“I always knew that when we got close — and we’re very close — that there would be candidates trying to sail in to see if they could land it,” he said. “So a primary is not a surprise. That doesn’t change my strategy.”
David Thomason, a political scientist at St. Edward’s University, said the Democratic primary could be a good test of whose approach resonates best with voters.
“The 3.8 million is not a support of Mike Collier as much as it is a protest or distance from Dan Patrick,” Thomason said. “In order for him to elevate his status as a legitimate candidate, he’s gotta give voters something to get motivated for him rather than just being against Dan Patrick.”
In him, Collier said, voters would find the opposite of Patrick: a self-described “numbers guy” who’s focused on the big picture rather than partisan politics.
“Solving problems and dealing with complexity — bringing people together is what I do as a consultant in the business world,” said Collier, who was a top partner at accounting firm PricewaterhouseCoopers.
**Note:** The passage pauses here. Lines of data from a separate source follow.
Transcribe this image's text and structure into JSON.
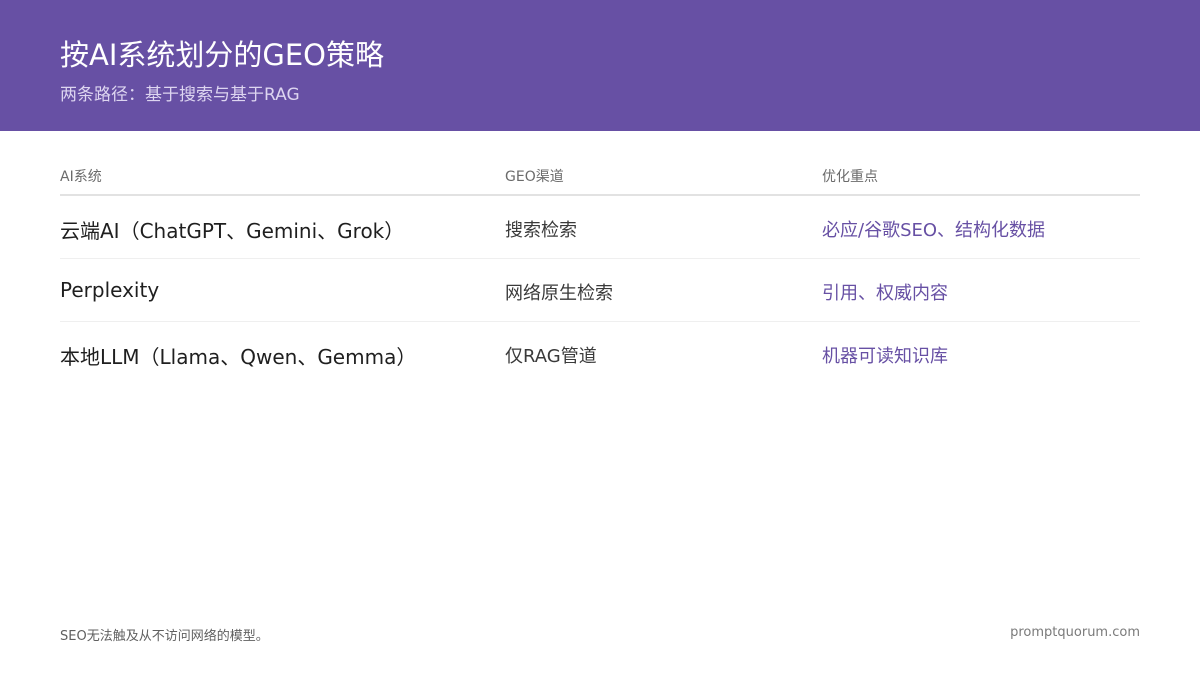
{
  "header": {
    "title": "按AI系统划分的GEO策略",
    "subtitle": "两条路径：基于搜索与基于RAG"
  },
  "table": {
    "columns": [
      "AI系统",
      "GEO渠道",
      "优化重点"
    ],
    "rows": [
      [
        "云端AI（ChatGPT、Gemini、Grok）",
        "搜索检索",
        "必应/谷歌SEO、结构化数据"
      ],
      [
        "Perplexity",
        "网络原生检索",
        "引用、权威内容"
      ],
      [
        "本地LLM（Llama、Qwen、Gemma）",
        "仅RAG管道",
        "机器可读知识库"
      ]
    ]
  },
  "footer": {
    "note": "SEO无法触及从不访问网络的模型。",
    "brand": "promptquorum.com"
  },
  "colors": {
    "header_bg": "#6750a4",
    "accent_text": "#6750a4"
  }
}
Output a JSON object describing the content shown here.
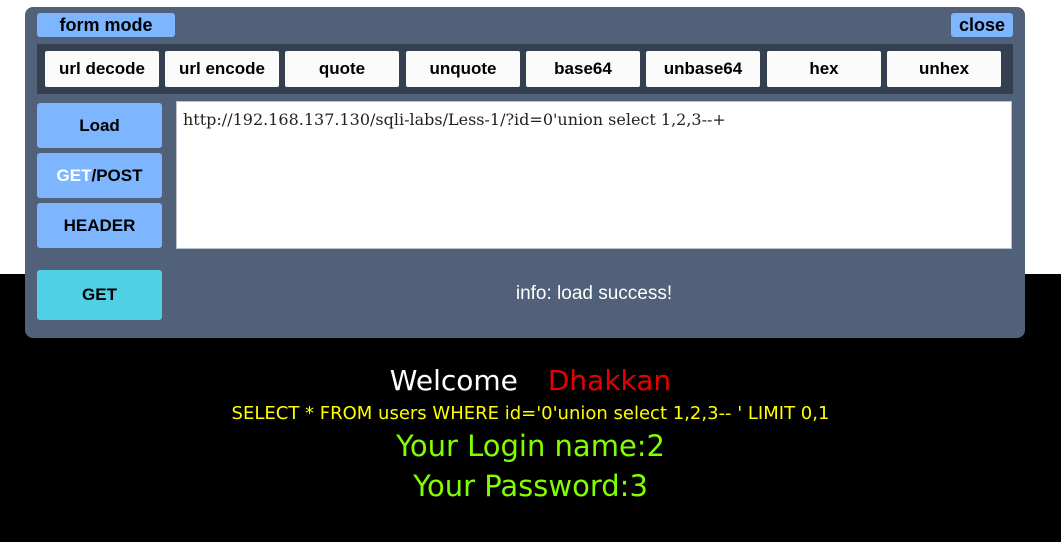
{
  "toolbar": {
    "form_mode_label": "form mode",
    "close_label": "close"
  },
  "encode_buttons": [
    "url decode",
    "url encode",
    "quote",
    "unquote",
    "base64",
    "unbase64",
    "hex",
    "unhex"
  ],
  "side": {
    "load_label": "Load",
    "method_get_label": "GET",
    "method_post_label": "/POST",
    "header_label": "HEADER",
    "run_label": "GET"
  },
  "url_input": {
    "value": "http://192.168.137.130/sqli-labs/Less-1/?id=0'union select 1,2,3--+"
  },
  "info": "info: load success!",
  "result": {
    "welcome": "Welcome",
    "username": "Dhakkan",
    "query": "SELECT * FROM users WHERE id='0'union select 1,2,3-- ' LIMIT 0,1",
    "login_name": "Your Login name:2",
    "password": "Your Password:3"
  },
  "colors": {
    "panel": "#506179",
    "button_blue": "#7db6ff",
    "run_button": "#4fd0e5",
    "username_red": "#e60000",
    "query_yellow": "#ffff00",
    "login_green": "#7fff00"
  }
}
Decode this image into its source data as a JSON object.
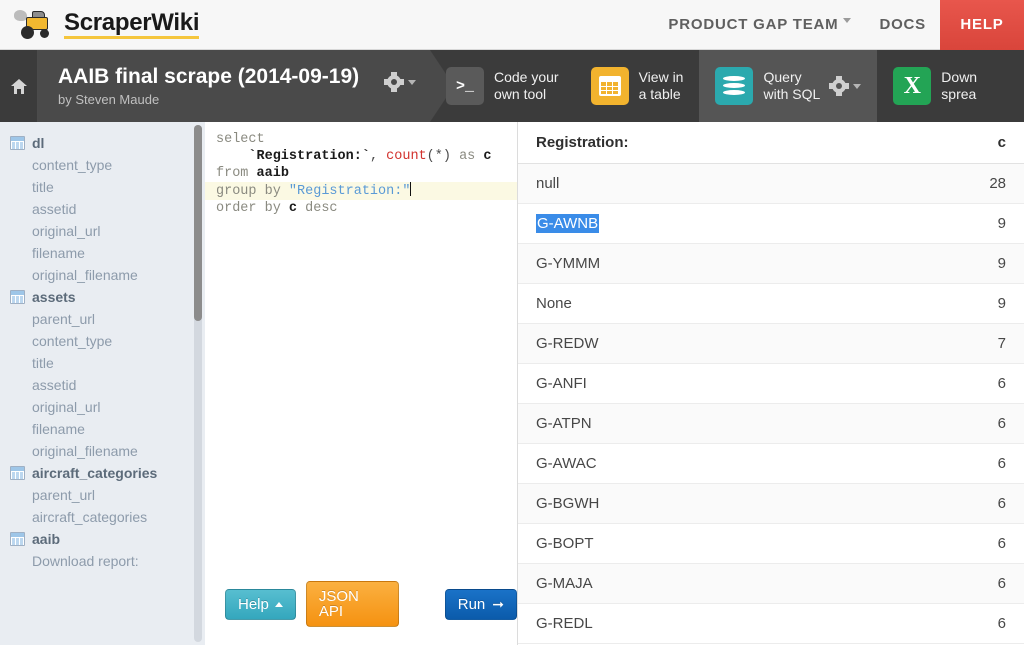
{
  "topbar": {
    "brand_name": "ScraperWiki",
    "brand_logo_icon": "steamroller-icon",
    "nav": [
      {
        "label": "PRODUCT GAP TEAM",
        "has_caret": true,
        "icon": "chevron-down-icon"
      },
      {
        "label": "DOCS",
        "has_caret": false
      }
    ],
    "help_label": "HELP",
    "help_color": "#d9453b"
  },
  "toolbar": {
    "home_icon": "home-icon",
    "dataset_title": "AAIB final scrape (2014-09-19)",
    "dataset_byline": "by Steven Maude",
    "title_gear_icon": "gear-icon",
    "tools": [
      {
        "label_line1": "Code your",
        "label_line2": "own tool",
        "icon": "terminal-icon",
        "icon_glyph": ">_",
        "icon_color": "#5a5a5a",
        "active": false,
        "has_gear": false
      },
      {
        "label_line1": "View in",
        "label_line2": "a table",
        "icon": "table-grid-icon",
        "icon_color": "#f2b32e",
        "active": false,
        "has_gear": false
      },
      {
        "label_line1": "Query",
        "label_line2": "with SQL",
        "icon": "database-icon",
        "icon_color": "#2ba9ae",
        "active": true,
        "has_gear": true
      },
      {
        "label_line1": "Down",
        "label_line2": "sprea",
        "icon": "excel-icon",
        "icon_glyph": "X",
        "icon_color": "#23a455",
        "active": false,
        "has_gear": false
      }
    ]
  },
  "sidebar": {
    "tables": [
      {
        "name": "dl",
        "icon": "table-icon",
        "columns": [
          "content_type",
          "title",
          "assetid",
          "original_url",
          "filename",
          "original_filename"
        ]
      },
      {
        "name": "assets",
        "icon": "table-icon",
        "columns": [
          "parent_url",
          "content_type",
          "title",
          "assetid",
          "original_url",
          "filename",
          "original_filename"
        ]
      },
      {
        "name": "aircraft_categories",
        "icon": "table-icon",
        "columns": [
          "parent_url",
          "aircraft_categories"
        ]
      },
      {
        "name": "aaib",
        "icon": "table-icon",
        "columns": [
          "Download report:"
        ]
      }
    ]
  },
  "editor": {
    "lines": [
      [
        {
          "t": "select",
          "c": "kw"
        }
      ],
      [
        {
          "t": "    ",
          "c": "punct"
        },
        {
          "t": "`Registration:`",
          "c": "ident"
        },
        {
          "t": ", ",
          "c": "punct"
        },
        {
          "t": "count",
          "c": "fn"
        },
        {
          "t": "(*) ",
          "c": "punct"
        },
        {
          "t": "as ",
          "c": "kw"
        },
        {
          "t": "c",
          "c": "ident"
        }
      ],
      [
        {
          "t": "from ",
          "c": "kw"
        },
        {
          "t": "aaib",
          "c": "ident"
        }
      ],
      [
        {
          "t": "group by ",
          "c": "kw"
        },
        {
          "t": "\"Registration:\"",
          "c": "str"
        }
      ],
      [
        {
          "t": "order by ",
          "c": "kw"
        },
        {
          "t": "c",
          "c": "ident"
        },
        {
          "t": " desc",
          "c": "kw"
        }
      ]
    ],
    "active_line_index": 3,
    "full_query": "select\n    `Registration:`, count(*) as c\nfrom aaib\ngroup by \"Registration:\"\norder by c desc",
    "buttons": {
      "help_label": "Help",
      "help_caret_icon": "caret-up-icon",
      "json_label": "JSON API",
      "run_label": "Run",
      "run_arrow_icon": "arrow-right-icon"
    }
  },
  "results": {
    "columns": [
      {
        "label": "Registration:",
        "align": "left"
      },
      {
        "label": "c",
        "align": "right"
      }
    ],
    "selected_cell": "G-AWNB",
    "selection_color": "#3a8ce8",
    "rows": [
      {
        "registration": "null",
        "c": "28",
        "selected": false
      },
      {
        "registration": "G-AWNB",
        "c": "9",
        "selected": true
      },
      {
        "registration": "G-YMMM",
        "c": "9",
        "selected": false
      },
      {
        "registration": "None",
        "c": "9",
        "selected": false
      },
      {
        "registration": "G-REDW",
        "c": "7",
        "selected": false
      },
      {
        "registration": "G-ANFI",
        "c": "6",
        "selected": false
      },
      {
        "registration": "G-ATPN",
        "c": "6",
        "selected": false
      },
      {
        "registration": "G-AWAC",
        "c": "6",
        "selected": false
      },
      {
        "registration": "G-BGWH",
        "c": "6",
        "selected": false
      },
      {
        "registration": "G-BOPT",
        "c": "6",
        "selected": false
      },
      {
        "registration": "G-MAJA",
        "c": "6",
        "selected": false
      },
      {
        "registration": "G-REDL",
        "c": "6",
        "selected": false
      }
    ]
  }
}
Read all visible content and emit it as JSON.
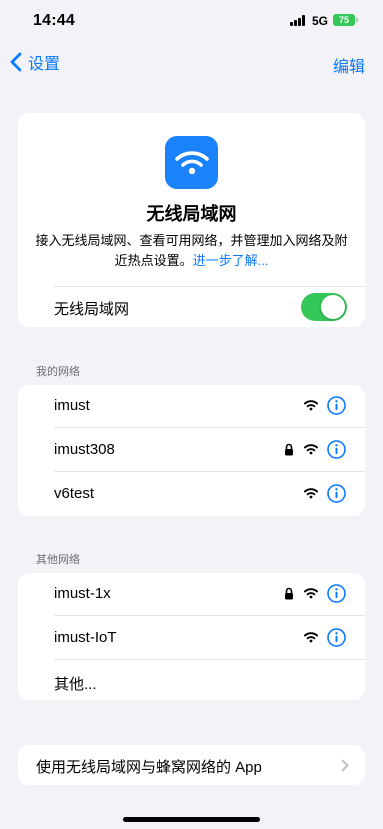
{
  "status_bar": {
    "time": "14:44",
    "network": "5G",
    "battery": "75"
  },
  "nav": {
    "back_label": "设置",
    "edit_label": "编辑"
  },
  "hero": {
    "title": "无线局域网",
    "description": "接入无线局域网、查看可用网络，并管理加入网络及附近热点设置。",
    "learn_more": "进一步了解...",
    "toggle_label": "无线局域网",
    "toggle_on": true
  },
  "my_networks": {
    "header": "我的网络",
    "items": [
      {
        "name": "imust",
        "locked": false
      },
      {
        "name": "imust308",
        "locked": true
      },
      {
        "name": "v6test",
        "locked": false
      }
    ]
  },
  "other_networks": {
    "header": "其他网络",
    "items": [
      {
        "name": "imust-1x",
        "locked": true
      },
      {
        "name": "imust-IoT",
        "locked": false
      }
    ],
    "other_label": "其他..."
  },
  "apps_row": {
    "label": "使用无线局域网与蜂窝网络的 App"
  },
  "colors": {
    "accent": "#0a7aff",
    "toggle_on": "#34c759",
    "background": "#f2f2f7"
  },
  "icons": {
    "back": "chevron-left-icon",
    "wifi": "wifi-icon",
    "lock": "lock-icon",
    "info": "info-icon",
    "chevron": "chevron-right-icon"
  }
}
Collier said he’ll need Democrats to turn out in a major way to win in 2022. But he also believes he can win over independents and Republicans because the majority of Texans want the government to focus on the issues he’s pushing.
“Our point of view, as Democrats, is the majority point of view in the state,” he said. “There’ll be a whole lot of folks that will come that don’t consider themselves Democrats, but they’ll hear the message and they’ll come across and they’ll vote for me, just as they did in 2018.”
Collier is confident because he was able to engage Democrats, as well as Republicans and independents, during his last election. He did so by campaigning in areas of the state where Democrats don’t typically go.
“He is out here frequently,” said Jon Mark Hogg, founder of the 134 PAC which aims to build Democratic power in rural counties to the west of I-35. “He’s become a friend and trusted counselor and resonates with people in rural Texas. I don’t know if that’s because he’s more of a moderate or his personality, but people respond to him.”
But Collier will also have to win big in urban areas of the state where the population is more diverse and the cost of campaigning is much higher. There, he’ll have to win over Black and Latino voters with whom his name recognition is low.
“If you’re running for statewide office you need to have a statewide strategy and that means you have to be present,” said Jeronimo Cortina, a University of Houston political scientist who studies the Latino vote. “Latinos are not going to vote for a Democrat just because he or she is a Democrat. [Candidates] need to go and engage Latino voters, go and meet with them, talk to them, listen to them and have answers.”
Collier is spending most of October on a 30-day tour that will hit all the major regions of the state. Collier is convinced that more resources, a much better team and a much higher name recognition will help him get over the top in this campaign.
He’s also hoping for some help from O’Rourke, who Collier said he would like to see run for governor.
“I did better than he did in rural Texas. He did better than I did in urban Texas,” Collier said. “If we compare notes … if we get each of the other's numbers, we win.”
Disclosure: University of Houston has been a financial supporter of The Texas Tribune, a nonprofit, nonpartisan news organization that is funded in part by donations from members, foundations and corporate sponsors. Financial supporters play no role in the Tribune's journalism. Find a complete list of them here.